S. Koreans rank No. 1 in hospital visits among OECD: data

September 16, 2015
The Ministry of Health and Welfare in Sejong City (Yonhap file photo)

The Ministry of Health and Welfare in Sejong City (Yonhap file photo)

SEJONG (Yonhap) — South Koreans rank first among the citizens of the Organization for Economic Cooperation and Development (OECD) member countries in terms of visits to hospitals per year, data showed Tuesday.

According to the Health Data 2015 provided by the Ministry of Health and Welfare and the OECD, South Koreans visited the doctor’s office an average of 14.6 times in 2013, much higher than the average of 6.7 times for all member countries.

Japan came in second with 12.9 visits, with Hungary, the Czech Republic and Slovakia rounding out the top five list with at least 11 annual visits to hospitals and clinics.

The latest findings also showed that South Koreans admitted for treatment stayed the second-longest, trailing only Japan.
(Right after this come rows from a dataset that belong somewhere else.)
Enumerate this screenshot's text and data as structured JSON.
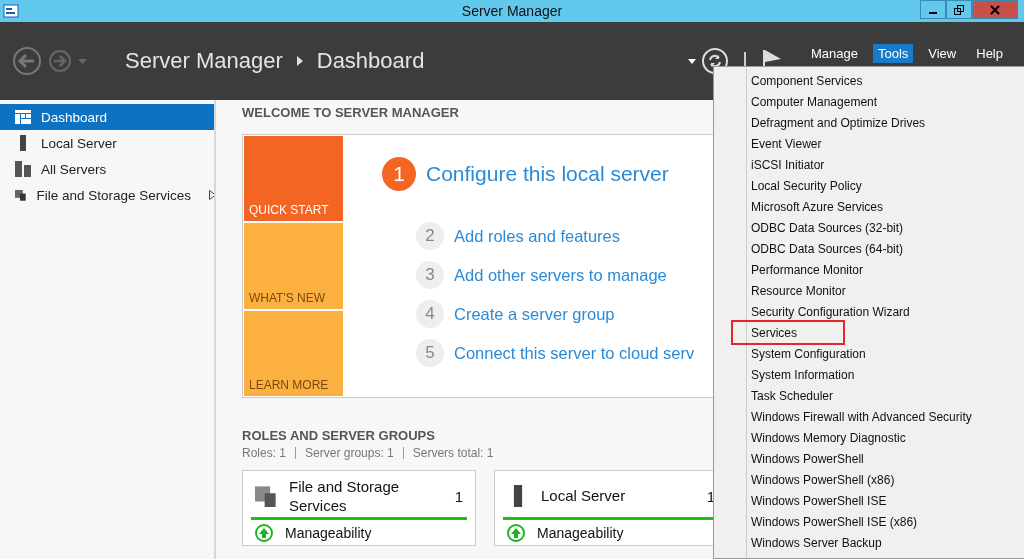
{
  "window": {
    "title": "Server Manager"
  },
  "header": {
    "breadcrumb": [
      "Server Manager",
      "Dashboard"
    ],
    "menus": [
      {
        "label": "Manage",
        "selected": false
      },
      {
        "label": "Tools",
        "selected": true
      },
      {
        "label": "View",
        "selected": false
      },
      {
        "label": "Help",
        "selected": false
      }
    ]
  },
  "sidebar": {
    "items": [
      {
        "label": "Dashboard",
        "kind": "dashboard",
        "selected": true,
        "expandable": false
      },
      {
        "label": "Local Server",
        "kind": "server",
        "selected": false,
        "expandable": false
      },
      {
        "label": "All Servers",
        "kind": "servers",
        "selected": false,
        "expandable": false
      },
      {
        "label": "File and Storage Services",
        "kind": "storage",
        "selected": false,
        "expandable": true
      }
    ]
  },
  "welcome": {
    "heading": "WELCOME TO SERVER MANAGER",
    "tiles": [
      {
        "label": "QUICK START",
        "kind": "primary"
      },
      {
        "label": "WHAT'S NEW",
        "kind": "secondary"
      },
      {
        "label": "LEARN MORE",
        "kind": "secondary"
      }
    ],
    "steps": [
      {
        "number": "1",
        "text": "Configure this local server",
        "primary": true
      },
      {
        "number": "2",
        "text": "Add roles and features",
        "primary": false
      },
      {
        "number": "3",
        "text": "Add other servers to manage",
        "primary": false
      },
      {
        "number": "4",
        "text": "Create a server group",
        "primary": false
      },
      {
        "number": "5",
        "text": "Connect this server to cloud serv",
        "primary": false
      }
    ]
  },
  "roles": {
    "heading": "ROLES AND SERVER GROUPS",
    "summary": [
      "Roles: 1",
      "Server groups: 1",
      "Servers total: 1"
    ],
    "cards": [
      {
        "title": "File and Storage Services",
        "count": "1",
        "kind": "storage",
        "status": "Manageability"
      },
      {
        "title": "Local Server",
        "count": "1",
        "kind": "server",
        "status": "Manageability"
      }
    ]
  },
  "tools_menu": {
    "items": [
      {
        "label": "Component Services",
        "highlighted": false
      },
      {
        "label": "Computer Management",
        "highlighted": false
      },
      {
        "label": "Defragment and Optimize Drives",
        "highlighted": false
      },
      {
        "label": "Event Viewer",
        "highlighted": false
      },
      {
        "label": "iSCSI Initiator",
        "highlighted": false
      },
      {
        "label": "Local Security Policy",
        "highlighted": false
      },
      {
        "label": "Microsoft Azure Services",
        "highlighted": false
      },
      {
        "label": "ODBC Data Sources (32-bit)",
        "highlighted": false
      },
      {
        "label": "ODBC Data Sources (64-bit)",
        "highlighted": false
      },
      {
        "label": "Performance Monitor",
        "highlighted": false
      },
      {
        "label": "Resource Monitor",
        "highlighted": false
      },
      {
        "label": "Security Configuration Wizard",
        "highlighted": false
      },
      {
        "label": "Services",
        "highlighted": true
      },
      {
        "label": "System Configuration",
        "highlighted": false
      },
      {
        "label": "System Information",
        "highlighted": false
      },
      {
        "label": "Task Scheduler",
        "highlighted": false
      },
      {
        "label": "Windows Firewall with Advanced Security",
        "highlighted": false
      },
      {
        "label": "Windows Memory Diagnostic",
        "highlighted": false
      },
      {
        "label": "Windows PowerShell",
        "highlighted": false
      },
      {
        "label": "Windows PowerShell (x86)",
        "highlighted": false
      },
      {
        "label": "Windows PowerShell ISE",
        "highlighted": false
      },
      {
        "label": "Windows PowerShell ISE (x86)",
        "highlighted": false
      },
      {
        "label": "Windows Server Backup",
        "highlighted": false
      }
    ]
  }
}
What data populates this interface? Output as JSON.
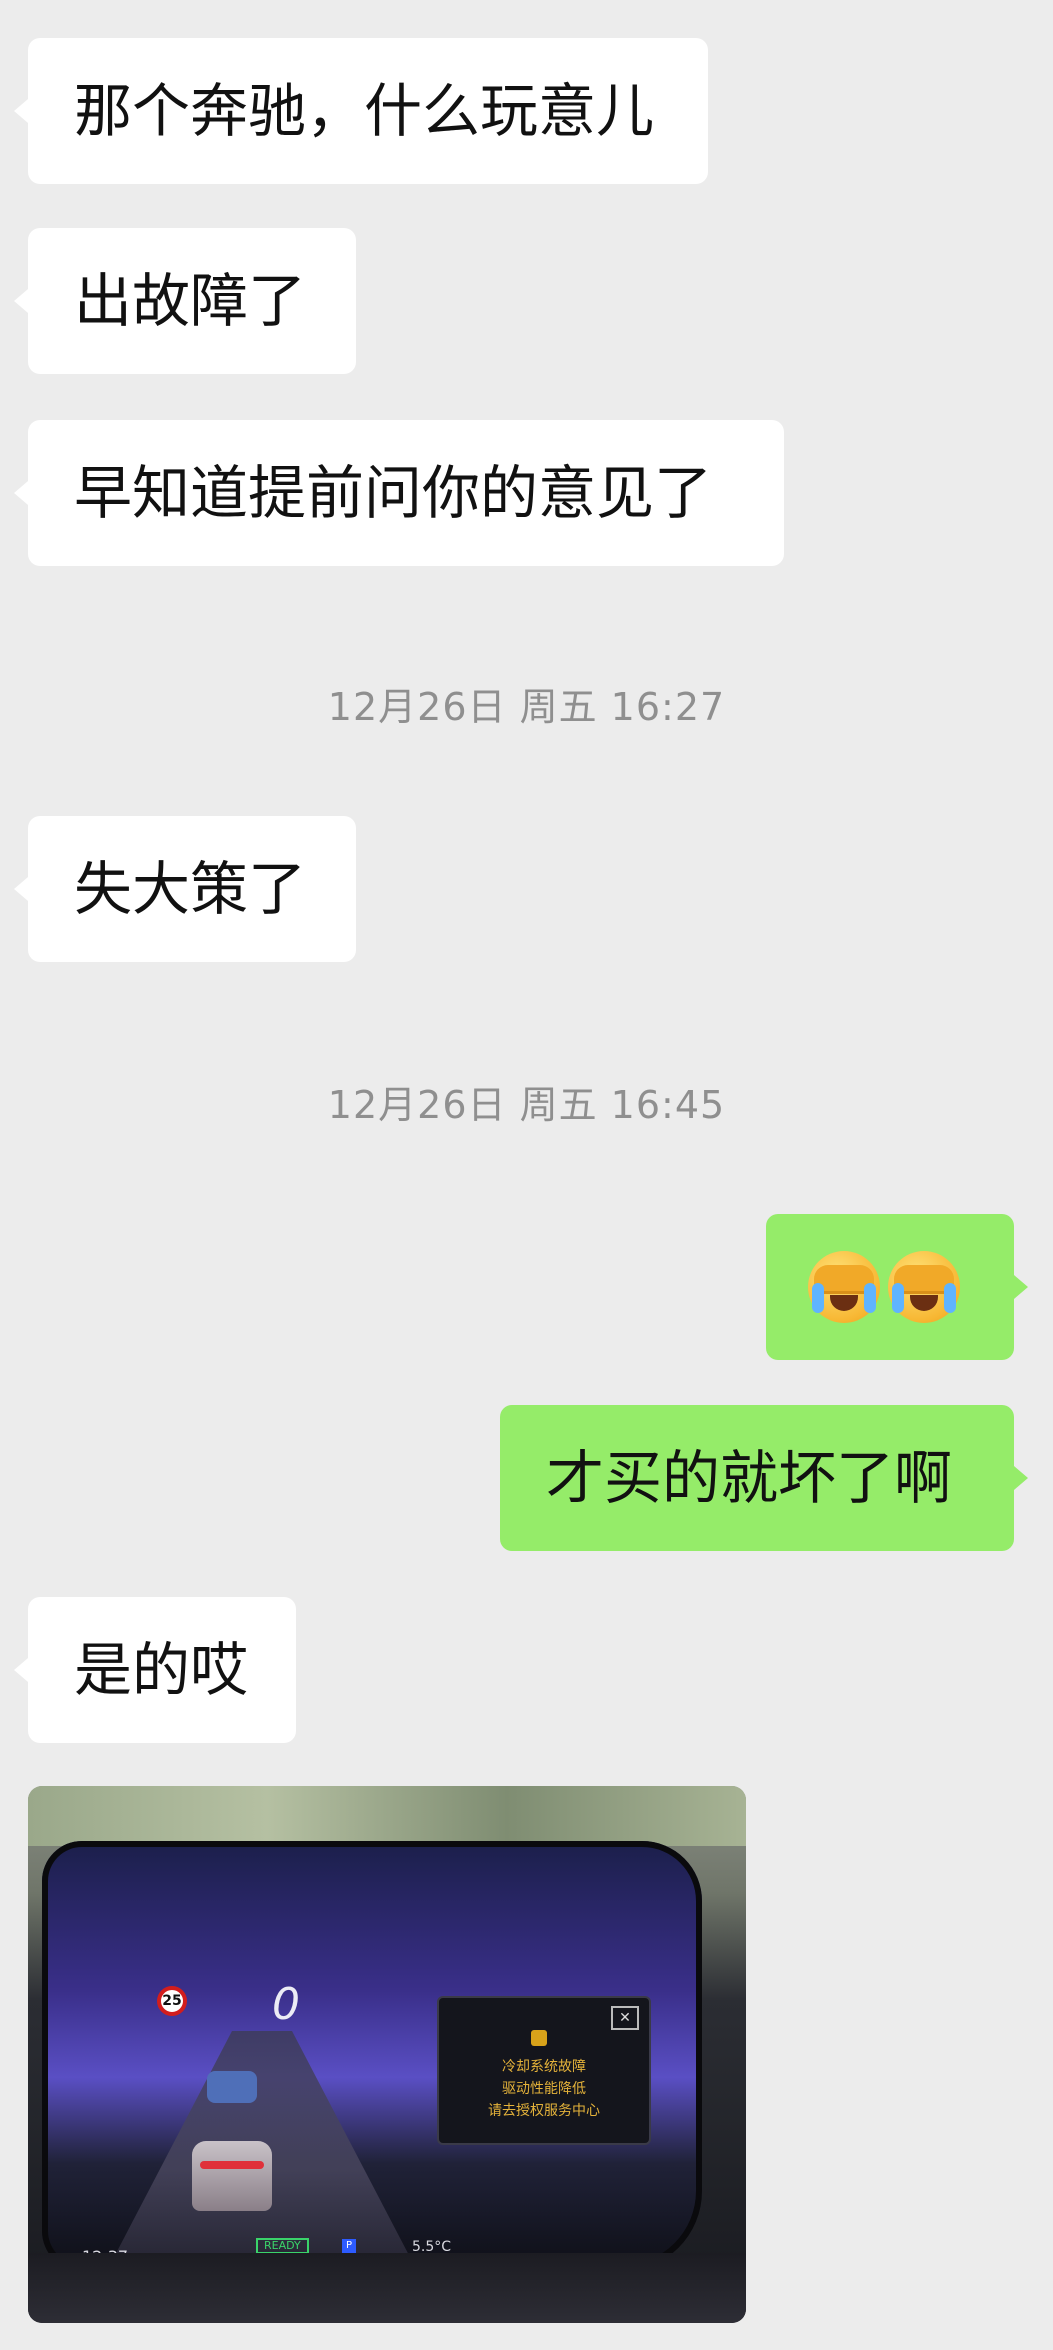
{
  "messages": [
    {
      "side": "in",
      "text": "那个奔驰，什么玩意儿"
    },
    {
      "side": "in",
      "text": "出故障了"
    },
    {
      "side": "in",
      "text": "早知道提前问你的意见了"
    },
    {
      "side": "in",
      "text": "失大策了"
    },
    {
      "side": "out",
      "text": "才买的就坏了啊"
    },
    {
      "side": "in",
      "text": "是的哎"
    }
  ],
  "timestamps": [
    "12月26日 周五 16:27",
    "12月26日 周五 16:45"
  ],
  "emoji_message": {
    "side": "out",
    "emojis": [
      "crying-face-emoji",
      "crying-face-emoji"
    ]
  },
  "photo": {
    "speed_limit": "25",
    "speed": "0",
    "warning_lines": [
      "冷却系统故障",
      "驱动性能降低",
      "请去授权服务中心"
    ],
    "ready_label": "READY",
    "clock": "12:37",
    "temperature": "5.5°C",
    "gear": "P"
  }
}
On average, a South Korean stayed 16.5 days, which is less than the 17.2 days for neighboring Japan, but much longer than the average of 7.3 days for other member countries of the Paris-based organization.

The report also showed that in 2013, there were 360 cesarean sections for every 1,000 births in the country, which was the fifth-highest, after Turkey, Mexico, Chile and Italy.
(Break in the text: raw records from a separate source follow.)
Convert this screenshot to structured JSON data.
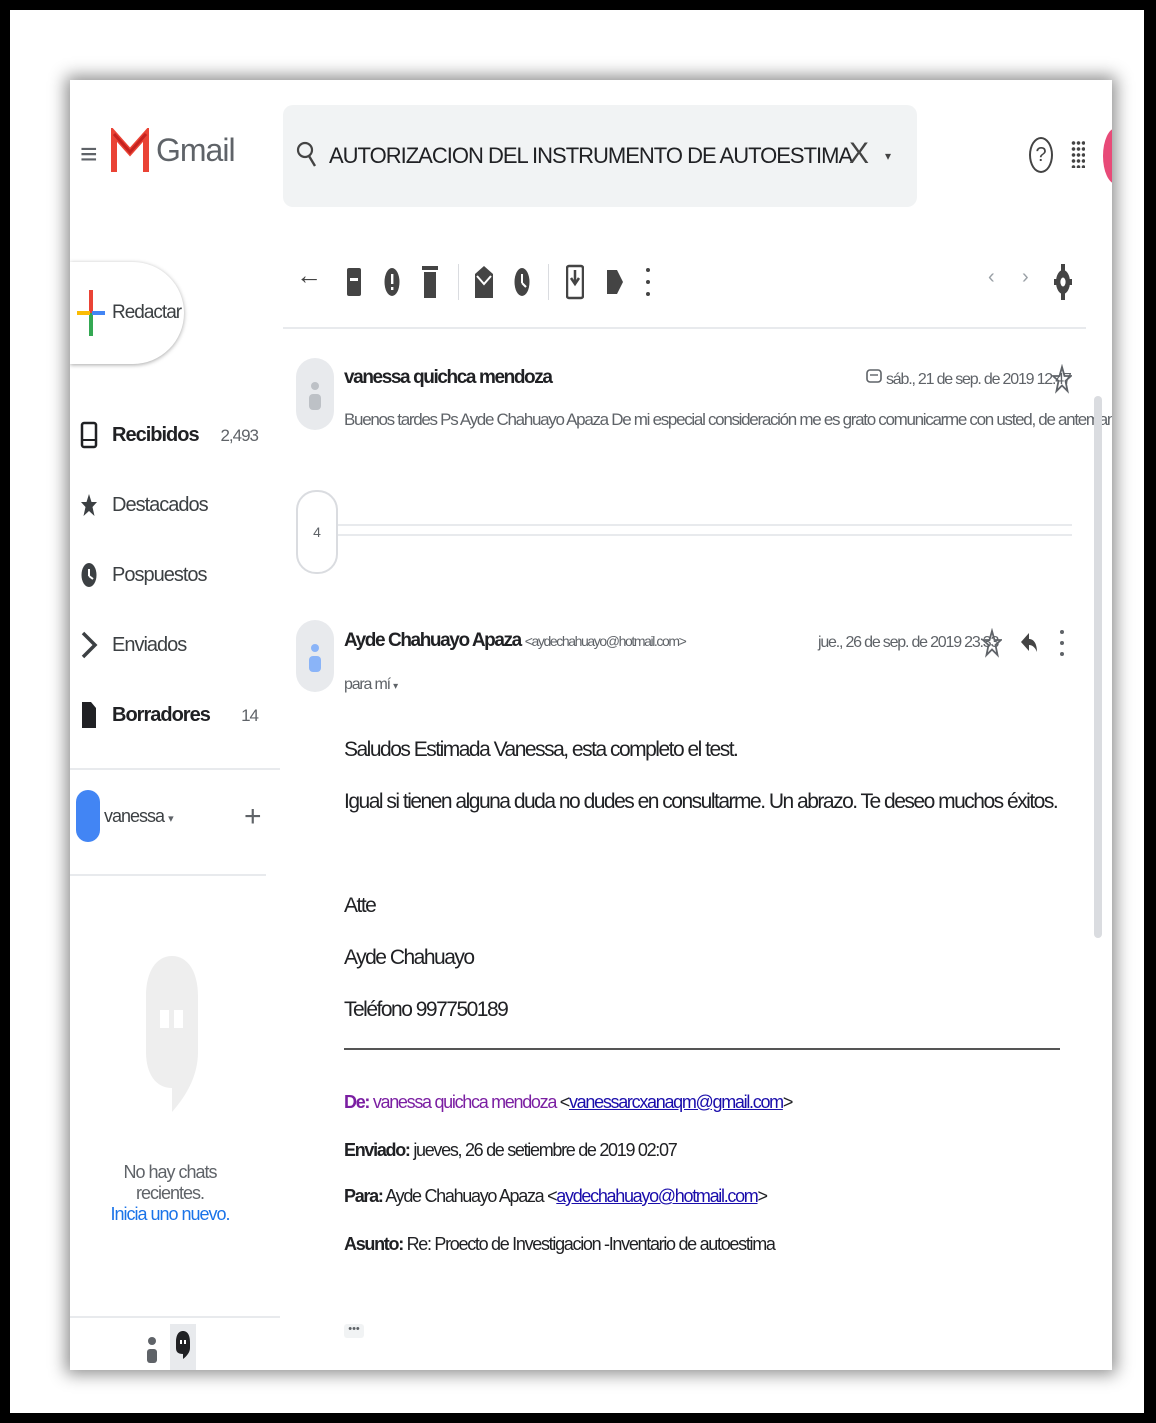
{
  "app": {
    "name": "Gmail"
  },
  "search": {
    "query": "AUTORIZACION DEL INSTRUMENTO DE AUTOESTIMA",
    "clear": "X",
    "dropdown": "▾"
  },
  "header": {
    "help": "?"
  },
  "compose": {
    "label": "Redactar"
  },
  "nav": [
    {
      "label": "Recibidos",
      "count": "2,493",
      "bold": true,
      "icon": "inbox-icon"
    },
    {
      "label": "Destacados",
      "count": "",
      "bold": false,
      "icon": "star-icon"
    },
    {
      "label": "Pospuestos",
      "count": "",
      "bold": false,
      "icon": "clock-icon"
    },
    {
      "label": "Enviados",
      "count": "",
      "bold": false,
      "icon": "send-icon"
    },
    {
      "label": "Borradores",
      "count": "14",
      "bold": true,
      "icon": "draft-icon"
    }
  ],
  "hangouts": {
    "user": "vanessa",
    "user_caret": "▾",
    "add": "+",
    "no_chats": "No hay chats recientes.",
    "new_chat": "Inicia uno nuevo."
  },
  "toolbar": {
    "back": "←",
    "prev": "‹",
    "next": "›"
  },
  "thread": {
    "collapsed_count": "4",
    "message1": {
      "sender": "vanessa quichca mendoza",
      "date": "sáb., 21 de sep. de 2019 12:47",
      "snippet": "Buenos tardes Ps Ayde Chahuayo Apaza De mi especial consideración me es grato comunicarme con usted, de antemano gracias por s..."
    },
    "message2": {
      "sender": "Ayde Chahuayo Apaza",
      "email": "<aydechahuayo@hotmail.com>",
      "date": "jue., 26 de sep. de 2019 23:33",
      "to": "para mí",
      "to_caret": "▾",
      "body": [
        "Saludos Estimada Vanessa, esta completo el test.",
        "Igual si tienen  alguna duda  no dudes en consultarme. Un abrazo. Te deseo muchos éxitos.",
        "Atte",
        " Ayde Chahuayo",
        "Teléfono 997750189"
      ],
      "forwarded": {
        "from_label": "De:",
        "from_name": "vanessa quichca mendoza",
        "from_email": "vanessarcxanaqm@gmail.com",
        "sent_label": "Enviado:",
        "sent_value": "jueves, 26 de setiembre de 2019 02:07",
        "to_label": "Para:",
        "to_name": "Ayde Chahuayo Apaza",
        "to_email": "aydechahuayo@hotmail.com",
        "subject_label": "Asunto:",
        "subject_value": "Re: Proecto de Investigacion -Inventario de autoestima"
      },
      "more": "•••"
    }
  },
  "colors": {
    "accent_red": "#ea4335",
    "link": "#1a73e8",
    "from_label": "#7b1fa2"
  }
}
On general medical facilities, the report showed the country had some 11 hospital beds for every 1,000 citizens, placing it second to Japan’s 13.3 beds. South Korea surpassed Germany and Austria in the number of beds available to the public.

The data showed the number of hospital beds has been on the rise in South Korea, which is in contrast to diminishing numbers for other countries.
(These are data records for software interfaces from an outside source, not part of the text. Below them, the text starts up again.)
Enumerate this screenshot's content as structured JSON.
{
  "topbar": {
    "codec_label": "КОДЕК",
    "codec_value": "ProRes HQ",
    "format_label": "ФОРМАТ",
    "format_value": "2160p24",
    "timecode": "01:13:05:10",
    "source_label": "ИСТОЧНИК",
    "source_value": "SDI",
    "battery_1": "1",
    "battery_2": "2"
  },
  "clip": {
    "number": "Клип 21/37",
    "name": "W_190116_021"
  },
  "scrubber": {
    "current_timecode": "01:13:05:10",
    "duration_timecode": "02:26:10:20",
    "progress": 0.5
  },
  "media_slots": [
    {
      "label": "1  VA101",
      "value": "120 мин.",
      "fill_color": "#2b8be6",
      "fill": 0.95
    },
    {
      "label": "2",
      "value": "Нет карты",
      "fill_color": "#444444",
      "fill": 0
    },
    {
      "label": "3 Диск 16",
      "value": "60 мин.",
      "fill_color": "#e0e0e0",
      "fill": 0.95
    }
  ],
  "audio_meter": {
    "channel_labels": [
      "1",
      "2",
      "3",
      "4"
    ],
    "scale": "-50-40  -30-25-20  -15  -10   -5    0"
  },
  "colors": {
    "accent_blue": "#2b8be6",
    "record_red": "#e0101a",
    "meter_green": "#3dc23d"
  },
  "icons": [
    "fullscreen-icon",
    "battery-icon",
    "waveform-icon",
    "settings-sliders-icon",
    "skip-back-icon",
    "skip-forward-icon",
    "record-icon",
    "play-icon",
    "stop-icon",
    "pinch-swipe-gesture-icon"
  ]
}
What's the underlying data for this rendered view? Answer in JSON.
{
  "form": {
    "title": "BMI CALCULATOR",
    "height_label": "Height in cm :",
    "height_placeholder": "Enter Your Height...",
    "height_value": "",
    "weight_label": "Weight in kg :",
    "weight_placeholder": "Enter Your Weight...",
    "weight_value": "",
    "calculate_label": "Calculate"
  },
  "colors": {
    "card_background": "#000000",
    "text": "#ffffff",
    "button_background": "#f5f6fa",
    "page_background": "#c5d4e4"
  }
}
It said the number of so-called acute care hospital beds stood at 6.2 per 1,000 people, which again is the second-highest number after Japan. The OECD average for beds used for short-term treatment of severe injuries stands at 3.3.

The latest report also showed South Korea had a large number of computerized tomography (CT) scans and magnetic resonance imaging (MRI) machines. It had 24.5 MRI machines for every 1 million people, placing it fourth, with numbers for CT scans hitting 37.7 per million, which is the sixth-largest among the OECD members.